Understanding product labels and ingredient lists is essential for making informed decisions when purchasing organic foods. Labels that include terms such as “100% organic” indicate that all ingredients are organic. “Organic” labels mean that at least 95% of the product’s ingredients are organic, while “made with organic ingredients” indicates that at least 70% of the ingredients are organic. Reading ingredient lists is also crucial, as it allows consumers to identify any synthetic additives or non-organic substances that may be present in the product.
Making Informed Choices: Organic vs. Locally Sourced Foods
While both organic and locally sourced foods offer various benefits, individuals may find themselves torn between the two options. Organic foods prioritize sustainable farming practices and the reduction of synthetic chemicals, while locally sourced foods support the local economy, reduce transportation emissions, and often offer fresher produce. Making an informed choice involves considering personal values, availability, and cost. Supporting local organic farmers and choosing organic options whenever possible can often provide the best of both worlds, promoting sustainable farming practices and supporting the local community.
The Importance of Supporting Local and Organic Farmers
Community Supported Agriculture (CSA) Programs
Community Supported Agriculture (CSA) programs establish a direct connection between consumers and local farmers. By participating in a CSA, individuals become members and receive regular shares of fresh, seasonal produce directly from the farm. CSA programs provide financial support to farmers, ensuring a stable income and allowing them to focus on sustainable farming practices. Additionally, CSA members enjoy the benefits of locally grown, organic produce while building a closer relationship with the people who produce the food they consume.
Farmers’ Markets and Direct-to-Consumer Initiatives
Farmers’ markets are vibrant community spaces where local farmers and producers sell their goods directly to consumers. These markets provide an excellent opportunity to obtain fresh, organic products while engaging with the farmers themselves. Farmers’ markets often offer a diverse range of organic fruits, vegetables, meat, dairy, and other locally made goods, fostering a deeper connection between consumers and their food sources. Direct-to-consumer initiatives, such as online platforms or farm stands, also provide convenient access to organic products while supporting local farmers and eliminating middlemen.
Advocating for Organic and Sustainable Farming Policies

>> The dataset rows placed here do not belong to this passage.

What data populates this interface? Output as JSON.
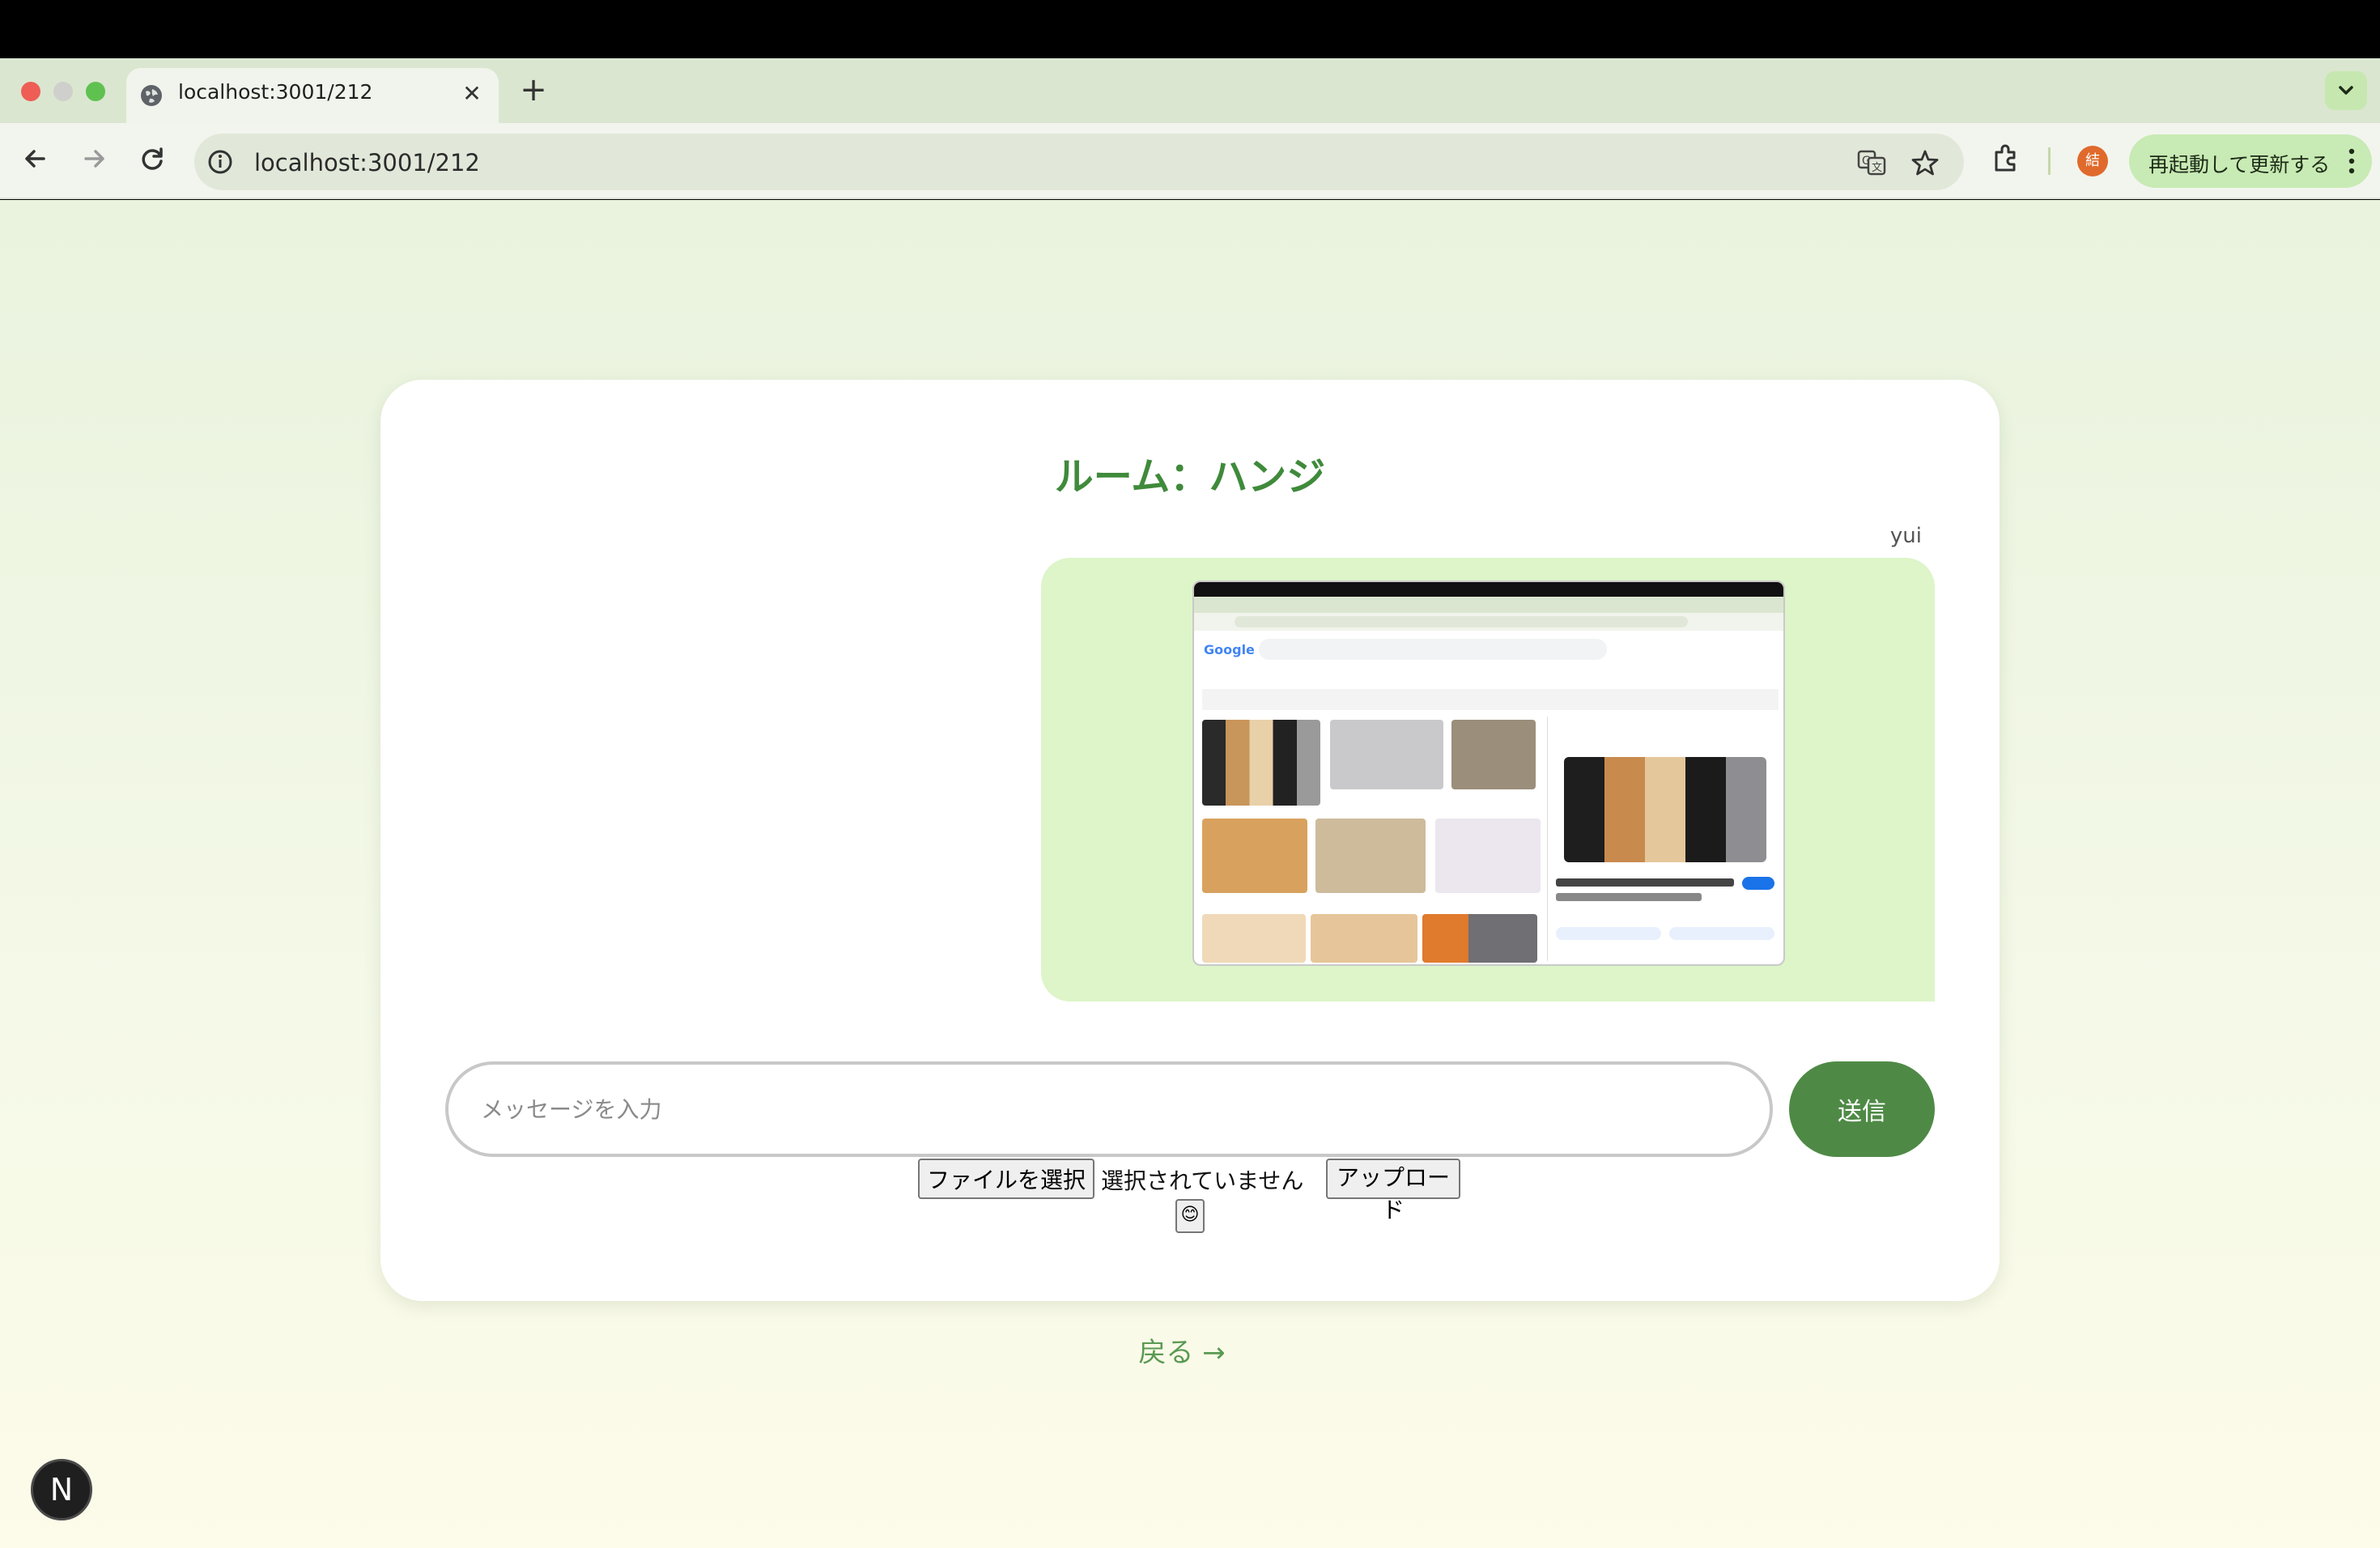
{
  "browser": {
    "tab_title": "localhost:3001/212",
    "tab_close": "✕",
    "new_tab": "+",
    "url": "localhost:3001/212",
    "update_button": "再起動して更新する",
    "profile_initial": "結"
  },
  "room": {
    "title": "ルーム：ハンジ",
    "messages": [
      {
        "sender": "yui",
        "type": "image",
        "image_description": "Google image search results for ねこ showing kittens"
      }
    ]
  },
  "composer": {
    "placeholder": "メッセージを入力",
    "send_label": "送信",
    "file_button": "ファイルを選択",
    "file_status": "選択されていません",
    "upload_button": "アップロード",
    "emoji": "😊"
  },
  "back_link": "戻る →",
  "dev_badge": "N",
  "colors": {
    "accent": "#4e8a45",
    "title": "#3f8a3b",
    "bubble": "#ddf5c8"
  }
}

Supporting local and organic farmers goes beyond individual purchasing choices. Advocacy plays a pivotal role in creating policies that prioritize organic and sustainable farming practices. By engaging in grassroots movements, contacting local representatives, or supporting organizations dedicated to promoting organic agriculture, individuals can contribute to the development of policies that support a resilient and sustainable food system. Encouraging the transition to organic and sustainable practices at a wider scale ensures a healthier future for both consumers and the environment.
Organic Foods and Personal Health
Incorporating Organic Foods into a Balanced Diet
Integrating organic foods into a balanced diet can significantly benefit personal health. By prioritizing organic fruits, vegetables, whole grains, and lean proteins, individuals can increase their intake of vital nutrients while reducing exposure to pesticides and chemical residues. Emphasizing a diverse range of organic foods ensures a broader spectrum of essential vitamins, minerals, and antioxidants. Additionally, incorporating organic oils, nuts, and seeds can contribute to a healthier fat profile, supporting cardiovascular health and overall well-being.